### Exercise
All records after this line are to be returned verbatim.

═════ Extracted records

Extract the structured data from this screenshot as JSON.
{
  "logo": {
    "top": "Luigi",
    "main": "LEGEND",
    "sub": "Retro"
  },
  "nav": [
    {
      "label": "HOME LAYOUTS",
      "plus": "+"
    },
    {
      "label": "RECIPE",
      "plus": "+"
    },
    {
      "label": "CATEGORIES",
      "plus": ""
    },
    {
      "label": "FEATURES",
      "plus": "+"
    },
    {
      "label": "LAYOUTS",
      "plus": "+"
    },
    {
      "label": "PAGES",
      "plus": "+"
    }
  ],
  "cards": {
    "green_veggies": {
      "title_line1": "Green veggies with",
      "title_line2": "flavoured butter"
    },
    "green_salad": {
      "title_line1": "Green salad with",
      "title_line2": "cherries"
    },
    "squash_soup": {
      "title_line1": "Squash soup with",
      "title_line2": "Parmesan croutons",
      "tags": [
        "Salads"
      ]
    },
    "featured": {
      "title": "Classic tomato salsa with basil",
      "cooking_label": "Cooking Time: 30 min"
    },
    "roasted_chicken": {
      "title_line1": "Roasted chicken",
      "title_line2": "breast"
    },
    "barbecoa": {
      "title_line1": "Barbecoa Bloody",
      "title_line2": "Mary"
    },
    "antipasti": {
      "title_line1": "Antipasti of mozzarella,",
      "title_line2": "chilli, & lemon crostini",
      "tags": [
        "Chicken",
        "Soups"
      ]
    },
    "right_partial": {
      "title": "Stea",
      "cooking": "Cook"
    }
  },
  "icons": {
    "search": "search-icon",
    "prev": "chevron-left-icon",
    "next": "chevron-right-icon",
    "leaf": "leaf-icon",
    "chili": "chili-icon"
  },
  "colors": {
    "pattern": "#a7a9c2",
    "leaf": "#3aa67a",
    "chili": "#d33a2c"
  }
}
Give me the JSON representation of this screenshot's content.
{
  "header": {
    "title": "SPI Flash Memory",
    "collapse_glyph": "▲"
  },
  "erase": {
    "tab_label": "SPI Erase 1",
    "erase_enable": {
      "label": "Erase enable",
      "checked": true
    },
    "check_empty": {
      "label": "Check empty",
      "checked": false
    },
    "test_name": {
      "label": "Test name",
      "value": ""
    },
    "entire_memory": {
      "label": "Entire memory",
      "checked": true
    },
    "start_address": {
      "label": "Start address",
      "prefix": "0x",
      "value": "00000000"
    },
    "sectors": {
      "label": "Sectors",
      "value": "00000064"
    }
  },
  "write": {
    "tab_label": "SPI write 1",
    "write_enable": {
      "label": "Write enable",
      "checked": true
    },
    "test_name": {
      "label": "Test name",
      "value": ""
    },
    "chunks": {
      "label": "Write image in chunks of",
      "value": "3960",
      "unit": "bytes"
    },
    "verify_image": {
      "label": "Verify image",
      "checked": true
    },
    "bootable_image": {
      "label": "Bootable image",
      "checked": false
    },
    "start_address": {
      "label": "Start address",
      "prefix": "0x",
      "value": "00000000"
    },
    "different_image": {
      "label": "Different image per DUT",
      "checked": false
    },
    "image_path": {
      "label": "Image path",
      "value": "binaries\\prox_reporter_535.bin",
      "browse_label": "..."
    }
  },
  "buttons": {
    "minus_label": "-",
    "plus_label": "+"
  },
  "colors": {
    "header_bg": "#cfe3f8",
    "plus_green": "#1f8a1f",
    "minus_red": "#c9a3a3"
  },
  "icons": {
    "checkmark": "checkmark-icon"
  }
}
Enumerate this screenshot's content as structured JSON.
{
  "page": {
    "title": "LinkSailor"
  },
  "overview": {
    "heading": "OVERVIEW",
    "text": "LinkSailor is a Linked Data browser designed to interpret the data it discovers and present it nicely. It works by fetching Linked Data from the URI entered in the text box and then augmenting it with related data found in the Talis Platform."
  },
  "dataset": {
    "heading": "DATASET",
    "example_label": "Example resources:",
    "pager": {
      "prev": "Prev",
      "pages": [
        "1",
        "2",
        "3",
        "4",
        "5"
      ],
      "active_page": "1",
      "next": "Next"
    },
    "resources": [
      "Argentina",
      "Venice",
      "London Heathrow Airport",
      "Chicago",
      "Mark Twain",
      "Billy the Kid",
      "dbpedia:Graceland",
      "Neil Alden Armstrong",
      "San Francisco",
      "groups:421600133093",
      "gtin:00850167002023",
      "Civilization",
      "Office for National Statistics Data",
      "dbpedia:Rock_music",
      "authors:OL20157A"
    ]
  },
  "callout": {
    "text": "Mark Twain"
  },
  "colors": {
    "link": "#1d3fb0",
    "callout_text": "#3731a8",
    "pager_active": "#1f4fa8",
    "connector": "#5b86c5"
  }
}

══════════

### Answer to this problem
Extract the structured data from this screenshot as JSON.
{
  "logo": {
    "top": "Luigi",
    "main": "LEGEND",
    "sub": "Retro"
  },
  "nav": [
    {
      "label": "HOME LAYOUTS",
      "plus": "+"
    },
    {
      "label": "RECIPE",
      "plus": "+"
    },
    {
      "label": "CATEGORIES",
      "plus": ""
    },
    {
      "label": "FEATURES",
      "plus": "+"
    },
    {
      "label": "LAYOUTS",
      "plus": "+"
    },
    {
      "label": "PAGES",
      "plus": "+"
    }
  ],
  "cards": {
    "green_veggies": {
      "title_line1": "Green veggies with",
      "title_line2": "flavoured butter"
    },
    "green_salad": {
      "title_line1": "Green salad with",
      "title_line2": "cherries"
    },
    "squash_soup": {
      "title_line1": "Squash soup with",
      "title_line2": "Parmesan croutons",
      "tags": [
        "Salads"
      ]
    },
    "featured": {
      "title": "Classic tomato salsa with basil",
      "cooking_label": "Cooking Time: 30 min"
    },
    "roasted_chicken": {
      "title_line1": "Roasted chicken",
      "title_line2": "breast"
    },
    "barbecoa": {
      "title_line1": "Barbecoa Bloody",
      "title_line2": "Mary"
    },
    "antipasti": {
      "title_line1": "Antipasti of mozzarella,",
      "title_line2": "chilli, & lemon crostini",
      "tags": [
        "Chicken",
        "Soups"
      ]
    },
    "right_partial": {
      "title": "Stea",
      "cooking": "Cook"
    }
  },
  "icons": {
    "search": "search-icon",
    "prev": "chevron-left-icon",
    "next": "chevron-right-icon",
    "leaf": "leaf-icon",
    "chili": "chili-icon"
  },
  "colors": {
    "pattern": "#a7a9c2",
    "leaf": "#3aa67a",
    "chili": "#d33a2c"
  }
}
Give me the JSON representation of this screenshot's content.
{
  "header": {
    "title": "SPI Flash Memory",
    "collapse_glyph": "▲"
  },
  "erase": {
    "tab_label": "SPI Erase 1",
    "erase_enable": {
      "label": "Erase enable",
      "checked": true
    },
    "check_empty": {
      "label": "Check empty",
      "checked": false
    },
    "test_name": {
      "label": "Test name",
      "value": ""
    },
    "entire_memory": {
      "label": "Entire memory",
      "checked": true
    },
    "start_address": {
      "label": "Start address",
      "prefix": "0x",
      "value": "00000000"
    },
    "sectors": {
      "label": "Sectors",
      "value": "00000064"
    }
  },
  "write": {
    "tab_label": "SPI write 1",
    "write_enable": {
      "label": "Write enable",
      "checked": true
    },
    "test_name": {
      "label": "Test name",
      "value": ""
    },
    "chunks": {
      "label": "Write image in chunks of",
      "value": "3960",
      "unit": "bytes"
    },
    "verify_image": {
      "label": "Verify image",
      "checked": true
    },
    "bootable_image": {
      "label": "Bootable image",
      "checked": false
    },
    "start_address": {
      "label": "Start address",
      "prefix": "0x",
      "value": "00000000"
    },
    "different_image": {
      "label": "Different image per DUT",
      "checked": false
    },
    "image_path": {
      "label": "Image path",
      "value": "binaries\\prox_reporter_535.bin",
      "browse_label": "..."
    }
  },
  "buttons": {
    "minus_label": "-",
    "plus_label": "+"
  },
  "colors": {
    "header_bg": "#cfe3f8",
    "plus_green": "#1f8a1f",
    "minus_red": "#c9a3a3"
  },
  "icons": {
    "checkmark": "checkmark-icon"
  }
}
Enumerate this screenshot's content as structured JSON.
{
  "page": {
    "title": "LinkSailor"
  },
  "overview": {
    "heading": "OVERVIEW",
    "text": "LinkSailor is a Linked Data browser designed to interpret the data it discovers and present it nicely. It works by fetching Linked Data from the URI entered in the text box and then augmenting it with related data found in the Talis Platform."
  },
  "dataset": {
    "heading": "DATASET",
    "example_label": "Example resources:",
    "pager": {
      "prev": "Prev",
      "pages": [
        "1",
        "2",
        "3",
        "4",
        "5"
      ],
      "active_page": "1",
      "next": "Next"
    },
    "resources": [
      "Argentina",
      "Venice",
      "London Heathrow Airport",
      "Chicago",
      "Mark Twain",
      "Billy the Kid",
      "dbpedia:Graceland",
      "Neil Alden Armstrong",
      "San Francisco",
      "groups:421600133093",
      "gtin:00850167002023",
      "Civilization",
      "Office for National Statistics Data",
      "dbpedia:Rock_music",
      "authors:OL20157A"
    ]
  },
  "callout": {
    "text": "Mark Twain"
  },
  "colors": {
    "link": "#1d3fb0",
    "callout_text": "#3731a8",
    "pager_active": "#1f4fa8",
    "connector": "#5b86c5"
  }
}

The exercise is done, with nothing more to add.